**Work request:**
All entries should be output exactly as they stand.

*** Given entries ***

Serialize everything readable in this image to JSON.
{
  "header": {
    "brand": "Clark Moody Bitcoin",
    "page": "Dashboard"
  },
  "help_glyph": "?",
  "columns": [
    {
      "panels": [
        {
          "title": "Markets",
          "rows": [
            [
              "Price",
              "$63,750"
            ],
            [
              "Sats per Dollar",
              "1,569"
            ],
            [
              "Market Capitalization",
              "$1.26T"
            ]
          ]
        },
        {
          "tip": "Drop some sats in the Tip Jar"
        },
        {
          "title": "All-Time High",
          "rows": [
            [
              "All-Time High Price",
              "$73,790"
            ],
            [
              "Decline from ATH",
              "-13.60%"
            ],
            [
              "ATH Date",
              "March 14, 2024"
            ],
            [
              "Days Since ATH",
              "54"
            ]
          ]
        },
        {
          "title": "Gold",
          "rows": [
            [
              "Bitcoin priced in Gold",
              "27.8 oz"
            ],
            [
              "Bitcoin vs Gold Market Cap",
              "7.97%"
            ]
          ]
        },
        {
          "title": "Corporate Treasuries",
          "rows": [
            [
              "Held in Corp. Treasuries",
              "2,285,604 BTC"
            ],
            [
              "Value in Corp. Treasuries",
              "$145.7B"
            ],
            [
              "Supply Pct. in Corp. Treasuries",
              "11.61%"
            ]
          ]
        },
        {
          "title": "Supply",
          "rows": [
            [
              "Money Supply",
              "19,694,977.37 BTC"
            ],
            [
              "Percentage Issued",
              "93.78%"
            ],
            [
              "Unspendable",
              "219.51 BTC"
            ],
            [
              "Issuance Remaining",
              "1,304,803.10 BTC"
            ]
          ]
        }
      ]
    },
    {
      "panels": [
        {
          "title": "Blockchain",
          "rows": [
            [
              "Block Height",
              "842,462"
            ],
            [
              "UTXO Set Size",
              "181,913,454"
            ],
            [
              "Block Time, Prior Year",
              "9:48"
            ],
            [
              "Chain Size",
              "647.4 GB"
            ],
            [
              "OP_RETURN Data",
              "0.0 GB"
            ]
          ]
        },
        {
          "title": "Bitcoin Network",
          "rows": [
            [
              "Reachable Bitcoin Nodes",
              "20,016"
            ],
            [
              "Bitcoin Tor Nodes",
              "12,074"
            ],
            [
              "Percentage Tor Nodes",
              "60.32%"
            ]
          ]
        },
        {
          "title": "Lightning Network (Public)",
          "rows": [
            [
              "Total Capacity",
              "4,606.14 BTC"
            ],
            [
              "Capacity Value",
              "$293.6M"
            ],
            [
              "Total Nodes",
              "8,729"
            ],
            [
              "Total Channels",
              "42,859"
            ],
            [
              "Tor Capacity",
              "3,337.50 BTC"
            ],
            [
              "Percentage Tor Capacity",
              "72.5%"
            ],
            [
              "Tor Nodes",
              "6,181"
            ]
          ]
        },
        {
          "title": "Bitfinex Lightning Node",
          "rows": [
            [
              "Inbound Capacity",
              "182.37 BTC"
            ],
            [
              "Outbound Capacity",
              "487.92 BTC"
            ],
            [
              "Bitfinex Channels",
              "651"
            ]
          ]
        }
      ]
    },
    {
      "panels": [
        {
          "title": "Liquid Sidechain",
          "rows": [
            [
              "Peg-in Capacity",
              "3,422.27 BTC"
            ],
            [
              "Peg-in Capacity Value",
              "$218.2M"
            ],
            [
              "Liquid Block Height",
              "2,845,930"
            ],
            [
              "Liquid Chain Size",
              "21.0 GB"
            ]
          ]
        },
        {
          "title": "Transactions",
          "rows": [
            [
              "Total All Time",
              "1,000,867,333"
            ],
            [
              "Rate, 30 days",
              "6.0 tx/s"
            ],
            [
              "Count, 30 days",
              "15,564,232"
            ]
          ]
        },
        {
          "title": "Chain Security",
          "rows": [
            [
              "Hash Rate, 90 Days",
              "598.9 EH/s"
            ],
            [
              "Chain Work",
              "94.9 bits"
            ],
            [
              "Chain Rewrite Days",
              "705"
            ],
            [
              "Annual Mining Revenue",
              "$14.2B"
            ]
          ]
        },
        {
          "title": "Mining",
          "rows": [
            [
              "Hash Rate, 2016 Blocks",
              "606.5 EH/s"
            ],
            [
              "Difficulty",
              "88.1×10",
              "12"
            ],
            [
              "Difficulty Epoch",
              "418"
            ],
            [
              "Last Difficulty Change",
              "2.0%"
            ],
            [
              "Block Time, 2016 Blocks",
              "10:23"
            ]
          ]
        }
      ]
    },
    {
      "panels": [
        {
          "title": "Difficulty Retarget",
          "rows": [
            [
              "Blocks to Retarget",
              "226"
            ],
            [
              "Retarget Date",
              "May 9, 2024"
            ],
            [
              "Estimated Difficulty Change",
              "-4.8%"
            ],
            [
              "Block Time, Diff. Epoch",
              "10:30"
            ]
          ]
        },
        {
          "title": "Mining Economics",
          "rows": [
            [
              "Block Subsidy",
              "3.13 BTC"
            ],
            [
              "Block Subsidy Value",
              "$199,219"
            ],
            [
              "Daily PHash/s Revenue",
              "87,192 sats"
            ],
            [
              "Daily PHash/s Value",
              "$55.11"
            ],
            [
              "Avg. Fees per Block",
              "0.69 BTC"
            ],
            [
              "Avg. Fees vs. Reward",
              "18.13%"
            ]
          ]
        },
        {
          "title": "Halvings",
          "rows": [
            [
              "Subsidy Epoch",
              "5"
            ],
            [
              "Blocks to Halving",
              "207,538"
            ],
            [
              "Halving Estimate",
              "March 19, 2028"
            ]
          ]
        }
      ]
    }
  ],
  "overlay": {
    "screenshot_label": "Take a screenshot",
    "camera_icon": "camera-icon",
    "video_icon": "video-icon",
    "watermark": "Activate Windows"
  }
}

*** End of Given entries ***

**Task answer:**
Serialize everything readable in this image to JSON.
{
  "header": {
    "brand": "Clark Moody Bitcoin",
    "page": "Dashboard"
  },
  "help_glyph": "?",
  "columns": [
    {
      "panels": [
        {
          "title": "Markets",
          "rows": [
            [
              "Price",
              "$63,750"
            ],
            [
              "Sats per Dollar",
              "1,569"
            ],
            [
              "Market Capitalization",
              "$1.26T"
            ]
          ]
        },
        {
          "tip": "Drop some sats in the Tip Jar"
        },
        {
          "title": "All-Time High",
          "rows": [
            [
              "All-Time High Price",
              "$73,790"
            ],
            [
              "Decline from ATH",
              "-13.60%"
            ],
            [
              "ATH Date",
              "March 14, 2024"
            ],
            [
              "Days Since ATH",
              "54"
            ]
          ]
        },
        {
          "title": "Gold",
          "rows": [
            [
              "Bitcoin priced in Gold",
              "27.8 oz"
            ],
            [
              "Bitcoin vs Gold Market Cap",
              "7.97%"
            ]
          ]
        },
        {
          "title": "Corporate Treasuries",
          "rows": [
            [
              "Held in Corp. Treasuries",
              "2,285,604 BTC"
            ],
            [
              "Value in Corp. Treasuries",
              "$145.7B"
            ],
            [
              "Supply Pct. in Corp. Treasuries",
              "11.61%"
            ]
          ]
        },
        {
          "title": "Supply",
          "rows": [
            [
              "Money Supply",
              "19,694,977.37 BTC"
            ],
            [
              "Percentage Issued",
              "93.78%"
            ],
            [
              "Unspendable",
              "219.51 BTC"
            ],
            [
              "Issuance Remaining",
              "1,304,803.10 BTC"
            ]
          ]
        }
      ]
    },
    {
      "panels": [
        {
          "title": "Blockchain",
          "rows": [
            [
              "Block Height",
              "842,462"
            ],
            [
              "UTXO Set Size",
              "181,913,454"
            ],
            [
              "Block Time, Prior Year",
              "9:48"
            ],
            [
              "Chain Size",
              "647.4 GB"
            ],
            [
              "OP_RETURN Data",
              "0.0 GB"
            ]
          ]
        },
        {
          "title": "Bitcoin Network",
          "rows": [
            [
              "Reachable Bitcoin Nodes",
              "20,016"
            ],
            [
              "Bitcoin Tor Nodes",
              "12,074"
            ],
            [
              "Percentage Tor Nodes",
              "60.32%"
            ]
          ]
        },
        {
          "title": "Lightning Network (Public)",
          "rows": [
            [
              "Total Capacity",
              "4,606.14 BTC"
            ],
            [
              "Capacity Value",
              "$293.6M"
            ],
            [
              "Total Nodes",
              "8,729"
            ],
            [
              "Total Channels",
              "42,859"
            ],
            [
              "Tor Capacity",
              "3,337.50 BTC"
            ],
            [
              "Percentage Tor Capacity",
              "72.5%"
            ],
            [
              "Tor Nodes",
              "6,181"
            ]
          ]
        },
        {
          "title": "Bitfinex Lightning Node",
          "rows": [
            [
              "Inbound Capacity",
              "182.37 BTC"
            ],
            [
              "Outbound Capacity",
              "487.92 BTC"
            ],
            [
              "Bitfinex Channels",
              "651"
            ]
          ]
        }
      ]
    },
    {
      "panels": [
        {
          "title": "Liquid Sidechain",
          "rows": [
            [
              "Peg-in Capacity",
              "3,422.27 BTC"
            ],
            [
              "Peg-in Capacity Value",
              "$218.2M"
            ],
            [
              "Liquid Block Height",
              "2,845,930"
            ],
            [
              "Liquid Chain Size",
              "21.0 GB"
            ]
          ]
        },
        {
          "title": "Transactions",
          "rows": [
            [
              "Total All Time",
              "1,000,867,333"
            ],
            [
              "Rate, 30 days",
              "6.0 tx/s"
            ],
            [
              "Count, 30 days",
              "15,564,232"
            ]
          ]
        },
        {
          "title": "Chain Security",
          "rows": [
            [
              "Hash Rate, 90 Days",
              "598.9 EH/s"
            ],
            [
              "Chain Work",
              "94.9 bits"
            ],
            [
              "Chain Rewrite Days",
              "705"
            ],
            [
              "Annual Mining Revenue",
              "$14.2B"
            ]
          ]
        },
        {
          "title": "Mining",
          "rows": [
            [
              "Hash Rate, 2016 Blocks",
              "606.5 EH/s"
            ],
            [
              "Difficulty",
              "88.1×10",
              "12"
            ],
            [
              "Difficulty Epoch",
              "418"
            ],
            [
              "Last Difficulty Change",
              "2.0%"
            ],
            [
              "Block Time, 2016 Blocks",
              "10:23"
            ]
          ]
        }
      ]
    },
    {
      "panels": [
        {
          "title": "Difficulty Retarget",
          "rows": [
            [
              "Blocks to Retarget",
              "226"
            ],
            [
              "Retarget Date",
              "May 9, 2024"
            ],
            [
              "Estimated Difficulty Change",
              "-4.8%"
            ],
            [
              "Block Time, Diff. Epoch",
              "10:30"
            ]
          ]
        },
        {
          "title": "Mining Economics",
          "rows": [
            [
              "Block Subsidy",
              "3.13 BTC"
            ],
            [
              "Block Subsidy Value",
              "$199,219"
            ],
            [
              "Daily PHash/s Revenue",
              "87,192 sats"
            ],
            [
              "Daily PHash/s Value",
              "$55.11"
            ],
            [
              "Avg. Fees per Block",
              "0.69 BTC"
            ],
            [
              "Avg. Fees vs. Reward",
              "18.13%"
            ]
          ]
        },
        {
          "title": "Halvings",
          "rows": [
            [
              "Subsidy Epoch",
              "5"
            ],
            [
              "Blocks to Halving",
              "207,538"
            ],
            [
              "Halving Estimate",
              "March 19, 2028"
            ]
          ]
        }
      ]
    }
  ],
  "overlay": {
    "screenshot_label": "Take a screenshot",
    "camera_icon": "camera-icon",
    "video_icon": "video-icon",
    "watermark": "Activate Windows"
  }
}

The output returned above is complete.